[Records shown — start]
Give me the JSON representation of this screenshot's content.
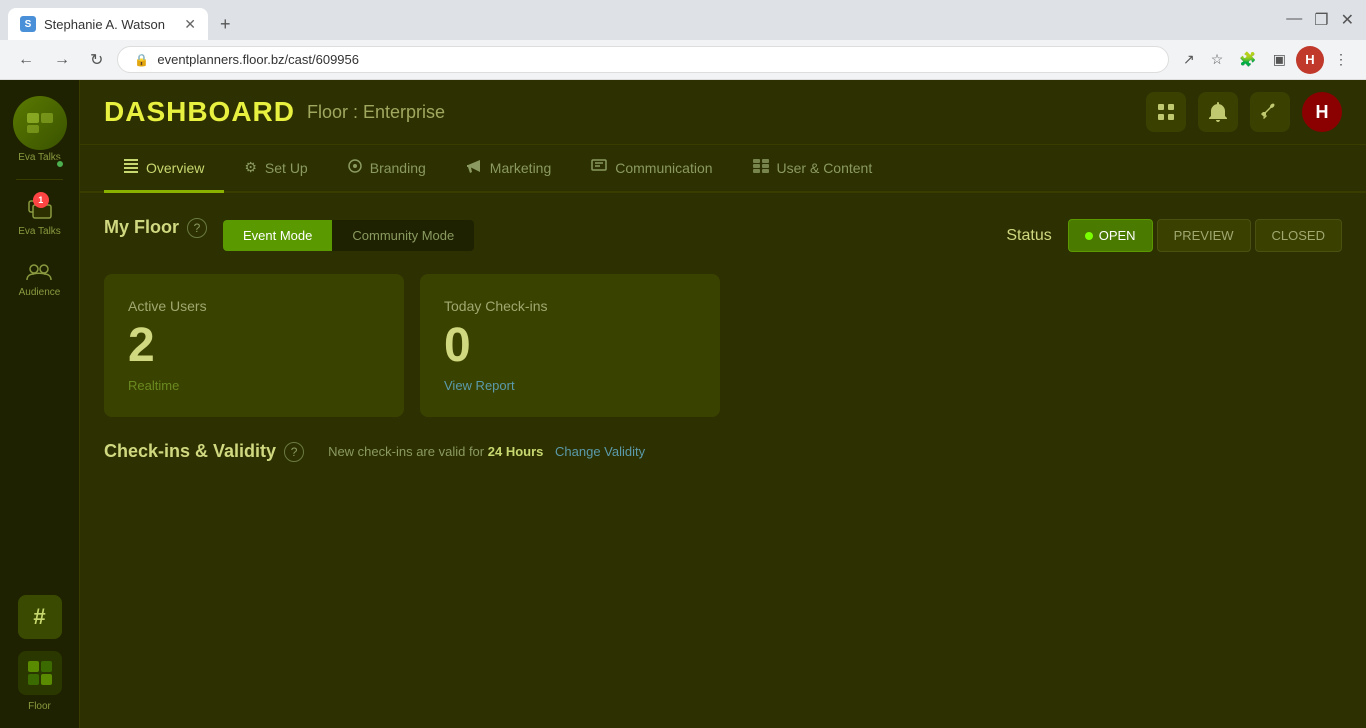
{
  "browser": {
    "tab_title": "Stephanie A. Watson",
    "url": "eventplanners.floor.bz/cast/609956",
    "new_tab_label": "+",
    "nav_back": "←",
    "nav_forward": "→",
    "nav_refresh": "↻"
  },
  "header": {
    "title": "DASHBOARD",
    "subtitle": "Floor : Enterprise"
  },
  "header_icons": {
    "grid_label": "grid",
    "bell_label": "bell",
    "wrench_label": "wrench",
    "user_initial": "H"
  },
  "sidebar": {
    "user_name": "Eva Talks",
    "audience_label": "Audience",
    "badge_count": "1",
    "hash_symbol": "#",
    "floor_label": "Floor"
  },
  "nav": {
    "tabs": [
      {
        "id": "overview",
        "label": "Overview",
        "icon": "☰",
        "active": true
      },
      {
        "id": "setup",
        "label": "Set Up",
        "icon": "⚙"
      },
      {
        "id": "branding",
        "label": "Branding",
        "icon": "©"
      },
      {
        "id": "marketing",
        "label": "Marketing",
        "icon": "✈"
      },
      {
        "id": "communication",
        "label": "Communication",
        "icon": "📢"
      },
      {
        "id": "user-content",
        "label": "User & Content",
        "icon": "⊞"
      }
    ]
  },
  "my_floor": {
    "title": "My Floor",
    "help_tooltip": "?",
    "mode_event": "Event Mode",
    "mode_community": "Community Mode",
    "active_mode": "event"
  },
  "status": {
    "label": "Status",
    "open_label": "OPEN",
    "preview_label": "PREVIEW",
    "closed_label": "CLOSED",
    "active_status": "open"
  },
  "stats": {
    "active_users": {
      "label": "Active Users",
      "value": "2",
      "sublabel": "Realtime"
    },
    "today_checkins": {
      "label": "Today Check-ins",
      "value": "0",
      "sublabel": "View Report"
    }
  },
  "checkins": {
    "title": "Check-ins & Validity",
    "help_tooltip": "?",
    "info_text": "New check-ins are valid for",
    "hours": "24 Hours",
    "change_label": "Change Validity"
  }
}
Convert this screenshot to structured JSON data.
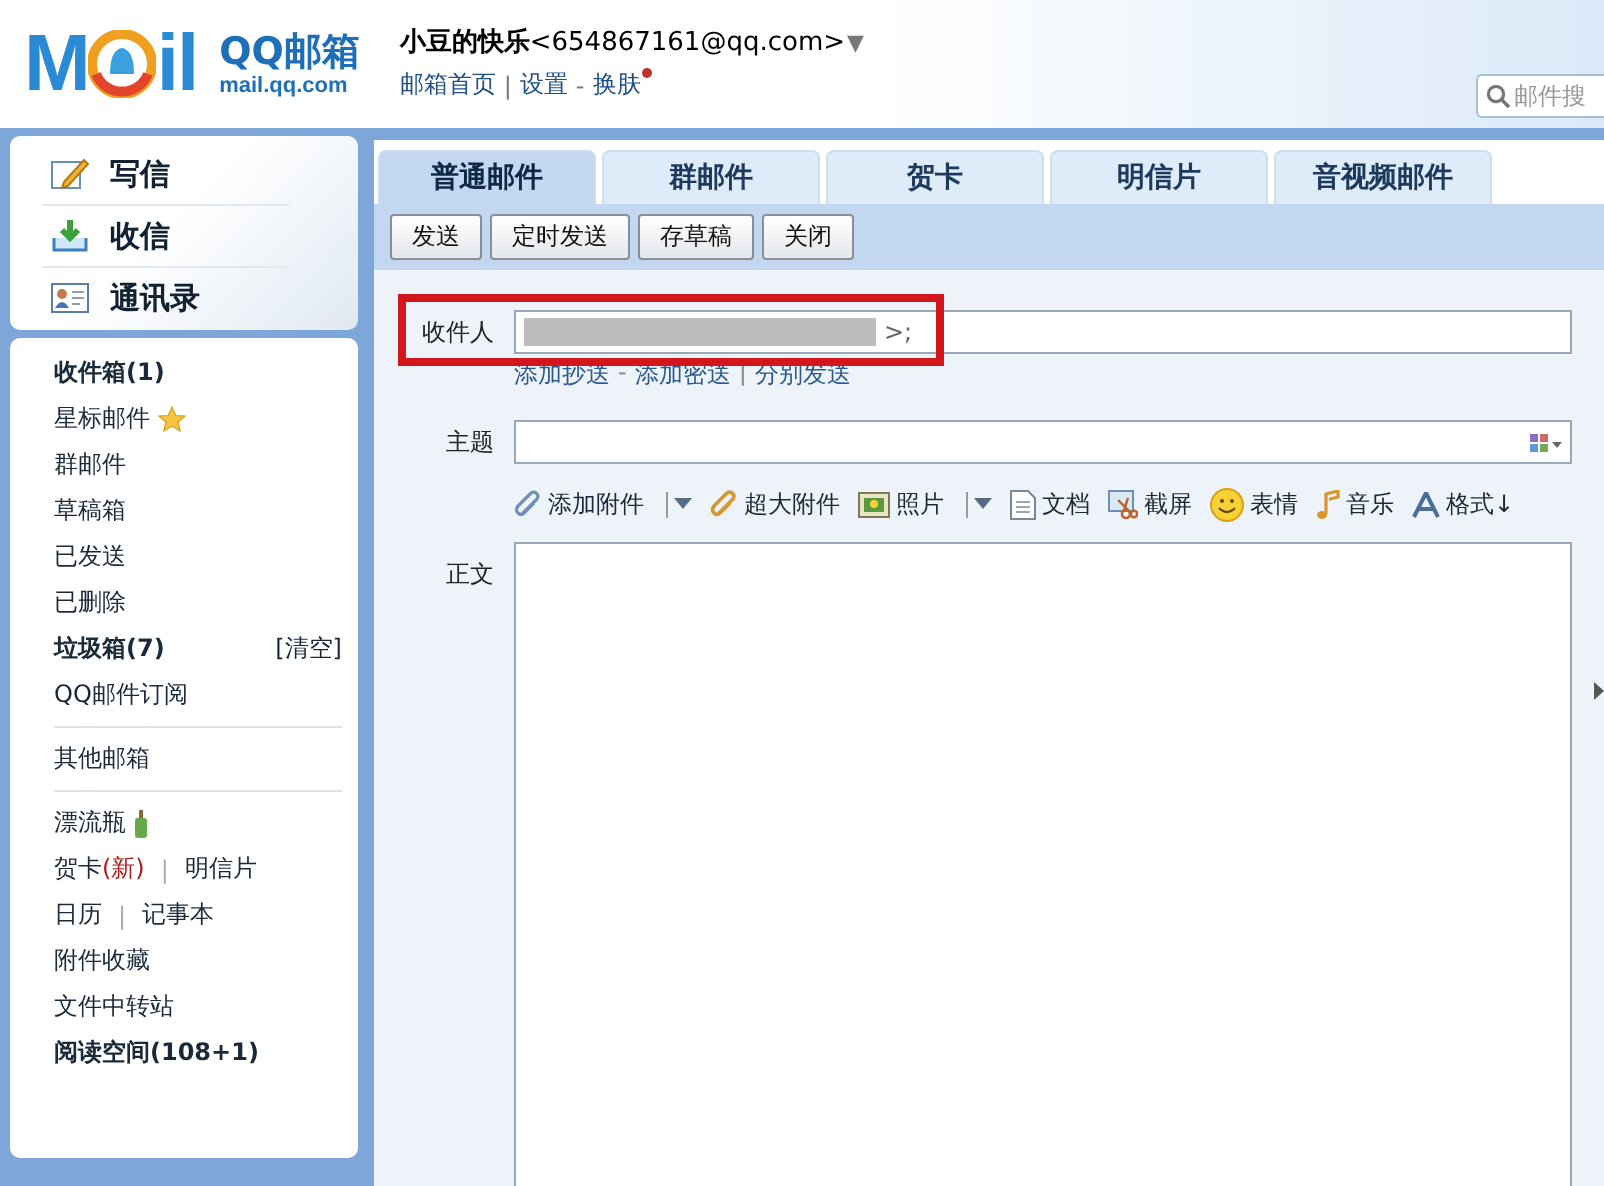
{
  "header": {
    "logo": {
      "mark_left": "M",
      "mark_right": "il",
      "name": "QQ邮箱",
      "domain": "mail.qq.com"
    },
    "user": {
      "name": "小豆的快乐",
      "email": "<654867161@qq.com>",
      "caret": "▼"
    },
    "links": [
      {
        "label": "邮箱首页"
      },
      {
        "sep": "|",
        "label": "设置"
      },
      {
        "sep": "-",
        "label": "换肤",
        "notice": true
      }
    ],
    "search": {
      "placeholder": "邮件搜"
    }
  },
  "sidebar": {
    "quick_actions": [
      {
        "kind": "write",
        "label": "写信"
      },
      {
        "kind": "receive",
        "label": "收信"
      },
      {
        "kind": "contacts",
        "label": "通讯录"
      }
    ],
    "groups": [
      [
        {
          "kind": "plain",
          "label": "收件箱(1)",
          "bold": true
        },
        {
          "kind": "star",
          "label": "星标邮件",
          "bold": false
        },
        {
          "kind": "plain",
          "label": "群邮件",
          "bold": false
        },
        {
          "kind": "plain",
          "label": "草稿箱",
          "bold": false
        },
        {
          "kind": "plain",
          "label": "已发送",
          "bold": false
        },
        {
          "kind": "plain",
          "label": "已删除",
          "bold": false
        },
        {
          "kind": "plain",
          "label": "垃圾箱(7)",
          "bold": true,
          "action": "[清空]"
        },
        {
          "kind": "plain",
          "label": "QQ邮件订阅",
          "bold": false
        }
      ],
      [
        {
          "kind": "plain",
          "label": "其他邮箱",
          "bold": false
        }
      ],
      [
        {
          "kind": "bottle",
          "label": "漂流瓶",
          "bold": false
        },
        {
          "kind": "plain",
          "label": "贺卡",
          "badge": "(新)",
          "bold": false,
          "extra": [
            {
              "sep": "|",
              "label": "明信片"
            }
          ]
        },
        {
          "kind": "plain",
          "label": "日历",
          "bold": false,
          "extra": [
            {
              "sep": "|",
              "label": "记事本"
            }
          ]
        },
        {
          "kind": "plain",
          "label": "附件收藏",
          "bold": false
        },
        {
          "kind": "plain",
          "label": "文件中转站",
          "bold": false
        },
        {
          "kind": "plain",
          "label": "阅读空间(108+1)",
          "bold": true
        }
      ]
    ]
  },
  "compose": {
    "tabs": [
      {
        "label": "普通邮件",
        "selected": true
      },
      {
        "label": "群邮件",
        "selected": false
      },
      {
        "label": "贺卡",
        "selected": false
      },
      {
        "label": "明信片",
        "selected": false
      },
      {
        "label": "音视频邮件",
        "selected": false
      }
    ],
    "buttons": [
      "发送",
      "定时发送",
      "存草稿",
      "关闭"
    ],
    "recipient": {
      "label": "收件人",
      "value": ">;",
      "redacted": true,
      "highlighted": true
    },
    "recipient_links": [
      {
        "label": "添加抄送"
      },
      {
        "sep": "-",
        "label": "添加密送"
      },
      {
        "sep": "|",
        "label": "分别发送"
      }
    ],
    "subject": {
      "label": "主题"
    },
    "attach_tools": [
      {
        "kind": "paperclip",
        "label": "添加附件",
        "dropdown": true
      },
      {
        "kind": "bigclip",
        "label": "超大附件",
        "dropdown": false
      },
      {
        "kind": "photo",
        "label": "照片",
        "dropdown": true
      },
      {
        "kind": "doc",
        "label": "文档",
        "dropdown": false
      },
      {
        "kind": "screenshot",
        "label": "截屏",
        "dropdown": false
      },
      {
        "kind": "smiley",
        "label": "表情",
        "dropdown": false
      },
      {
        "kind": "music",
        "label": "音乐",
        "dropdown": false
      },
      {
        "kind": "format",
        "label": "格式↓",
        "dropdown": false
      }
    ],
    "body": {
      "label": "正文"
    }
  }
}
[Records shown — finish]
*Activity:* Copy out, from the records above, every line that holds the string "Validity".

*Written response:*
    "title": "Check-ins & Validity",
    "change_label": "Change Validity"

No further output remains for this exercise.